When There is a New Fenway, Leave the Wall Behind

Matt BreenCorrespondent IJune 26, 2008

I love Fenway Park. Ever since the first time I ever step foot into this extraordinary and momentous ballpark, I have been in love. In this case, I believe in love at first sight.

I remember seeing the Green Monster in all its immaculate beauty. I respect the Green Monster for its memoirs, quirks, and flat out refusal of modern times. I respect an inanimate object; I respect a wall.

With all that being said, when there is a new Fenway, whenever that is (I’m in no hurry), leave the wall behind.


The Green Monster was originally built as a result of the street layout around the park, Lansdowne Street. To counteract the undersized distance from home and to deter people from catching a free game, the wall was made abnormally tall.   The rest is history.


The Green Monster is a unique symbol of the time and era it was built. To reproduce this landmark removes the uniqueness and all the genuineness. Obviously, the new park will not be limited by street layouts so a faux monster would be a gimmick.

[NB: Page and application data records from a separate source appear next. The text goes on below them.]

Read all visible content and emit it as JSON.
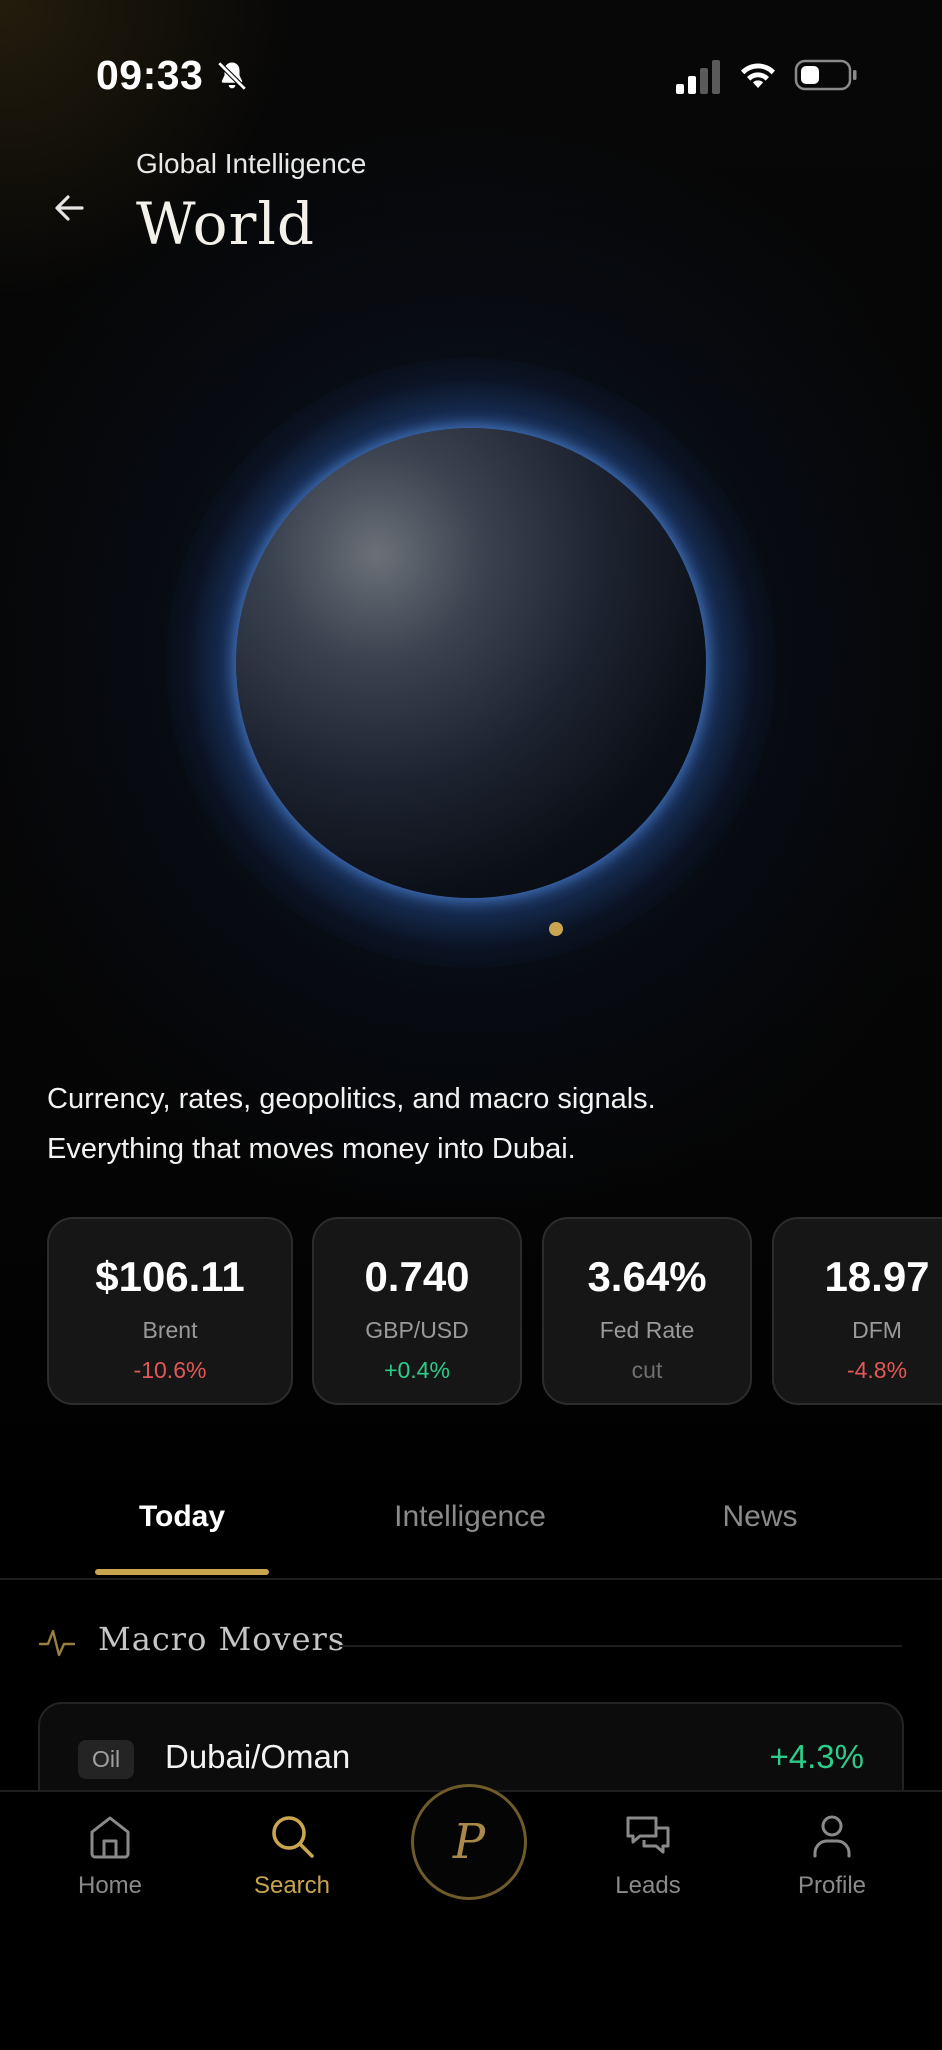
{
  "status_bar": {
    "time": "09:33",
    "icons": [
      "bell-slash-icon",
      "signal-icon",
      "wifi-icon",
      "battery-icon"
    ]
  },
  "header": {
    "eyebrow": "Global Intelligence",
    "title": "World",
    "back_icon": "arrow-left-icon"
  },
  "hero": {
    "description_line1": "Currency, rates, geopolitics, and macro signals.",
    "description_line2": "Everything that moves money into Dubai."
  },
  "stats": [
    {
      "value": "$106.11",
      "label": "Brent",
      "change": "-10.6%",
      "trend": "negative"
    },
    {
      "value": "0.740",
      "label": "GBP/USD",
      "change": "+0.4%",
      "trend": "positive"
    },
    {
      "value": "3.64%",
      "label": "Fed Rate",
      "change": "cut",
      "trend": "neutral"
    },
    {
      "value": "18.97",
      "label": "DFM",
      "change": "-4.8%",
      "trend": "negative"
    }
  ],
  "tabs": [
    {
      "label": "Today",
      "active": true
    },
    {
      "label": "Intelligence",
      "active": false
    },
    {
      "label": "News",
      "active": false
    }
  ],
  "section": {
    "icon": "pulse-icon",
    "title": "Macro Movers"
  },
  "movers": [
    {
      "tag": "Oil",
      "name": "Dubai/Oman",
      "change": "+4.3%"
    }
  ],
  "bottom_nav": {
    "items": [
      {
        "label": "Home",
        "icon": "home-icon",
        "active": false
      },
      {
        "label": "Search",
        "icon": "search-icon",
        "active": true
      },
      {
        "label": "Leads",
        "icon": "chat-bubbles-icon",
        "active": false
      },
      {
        "label": "Profile",
        "icon": "person-icon",
        "active": false
      }
    ],
    "center_button": "P"
  },
  "colors": {
    "accent_gold": "#c9a550",
    "positive": "#2ecc8a",
    "negative": "#e25757",
    "globe_glow": "#5a96f0"
  }
}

I understand gimmicks are a staple of new ballparks (Houston’s elevation in center field, McCovey’s Cove, etc.) but a fake Green Monster is not only a cheap imitation but is impractical to the game of baseball.

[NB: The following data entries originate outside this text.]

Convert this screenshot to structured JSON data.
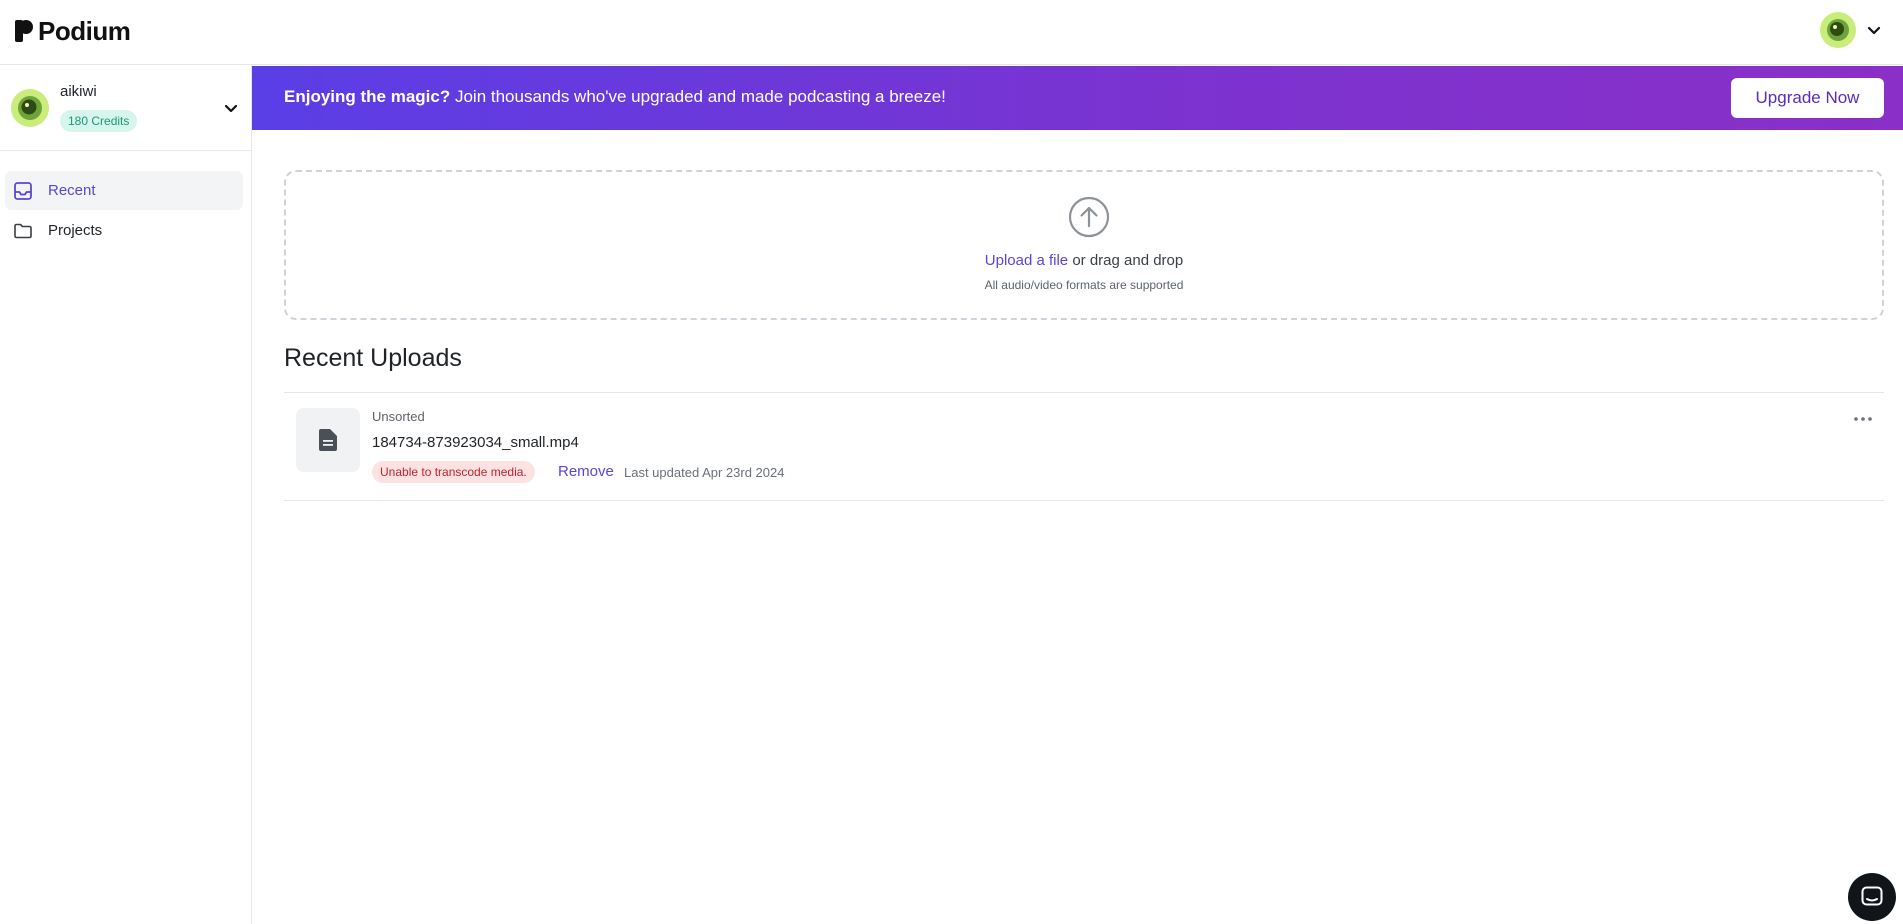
{
  "header": {
    "logo_text": "Podium"
  },
  "sidebar": {
    "account": {
      "name": "aikiwi",
      "credits": "180 Credits"
    },
    "items": [
      {
        "label": "Recent",
        "icon": "inbox-icon",
        "active": true
      },
      {
        "label": "Projects",
        "icon": "folder-icon",
        "active": false
      }
    ]
  },
  "banner": {
    "bold": "Enjoying the magic?",
    "text": " Join thousands who've upgraded and made podcasting a breeze!",
    "button_label": "Upgrade Now"
  },
  "upload": {
    "link_text": "Upload a file",
    "rest_text": " or drag and drop",
    "subtext": "All audio/video formats are supported"
  },
  "recent": {
    "title": "Recent Uploads",
    "items": [
      {
        "category": "Unsorted",
        "filename": "184734-873923034_small.mp4",
        "error": "Unable to transcode media.",
        "remove_label": "Remove",
        "updated": "Last updated Apr 23rd 2024"
      }
    ]
  },
  "colors": {
    "accent": "#5b45d6",
    "banner_start": "#5a3ee6",
    "banner_end": "#8a2fc8",
    "credits_bg": "#d6f5ec",
    "error_bg": "#fde2e2",
    "error_text": "#c0262d"
  }
}
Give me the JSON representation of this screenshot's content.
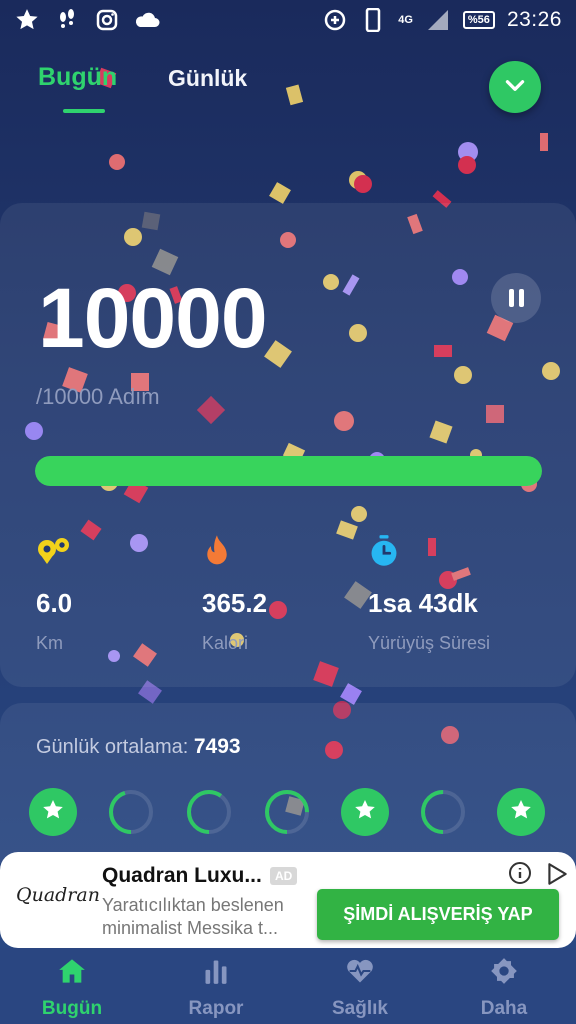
{
  "status_bar": {
    "time": "23:26",
    "network": "4G",
    "battery": "%56",
    "icons": [
      "star-icon",
      "footprints-icon",
      "instagram-icon",
      "cloud-icon",
      "data-saver-icon",
      "phone-icon",
      "signal-icon",
      "battery-icon"
    ]
  },
  "header": {
    "tab_today": "Bugün",
    "tab_daily": "Günlük"
  },
  "steps": {
    "count": "10000",
    "goal": "/10000 Adım",
    "progress_fraction": 1.0
  },
  "stats": [
    {
      "icon": "distance-icon",
      "value": "6.0",
      "label": "Km",
      "color": "#f2d21b"
    },
    {
      "icon": "flame-icon",
      "value": "365.2",
      "label": "Kalori",
      "color": "#f47a36"
    },
    {
      "icon": "stopwatch-icon",
      "value": "1sa 43dk",
      "label": "Yürüyüş Süresi",
      "color": "#27b6f2"
    }
  ],
  "daily_average": {
    "label": "Günlük ortalama:",
    "value": "7493"
  },
  "week_days": [
    {
      "state": "done"
    },
    {
      "state": "partial",
      "fraction": 0.45
    },
    {
      "state": "partial",
      "fraction": 0.6
    },
    {
      "state": "partial",
      "fraction": 0.75
    },
    {
      "state": "done"
    },
    {
      "state": "partial",
      "fraction": 0.5
    },
    {
      "state": "done"
    }
  ],
  "ad": {
    "logo": "Quadran",
    "title": "Quadran Luxu...",
    "badge": "AD",
    "description": "Yaratıcılıktan beslenen minimalist Messika t...",
    "cta": "ŞİMDİ ALIŞVERİŞ YAP"
  },
  "nav": {
    "today": "Bugün",
    "report": "Rapor",
    "health": "Sağlık",
    "more": "Daha"
  },
  "colors": {
    "accent": "#2fd36e",
    "progress": "#38d45c",
    "background": "#22396f"
  }
}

If the architects of Fenway Park were not limited by Landsdowne, they would not have erected a ridiculously large fence in shallow left field.

What I propose is leave the wall as is, where it is. I don’t care if the rest of the stadium is torn down and redeveloped as long as the monster stays standing tall. It is an artifact, a symbol of Boston and baseball. It is one of a kind, and I say let’s keep it that way.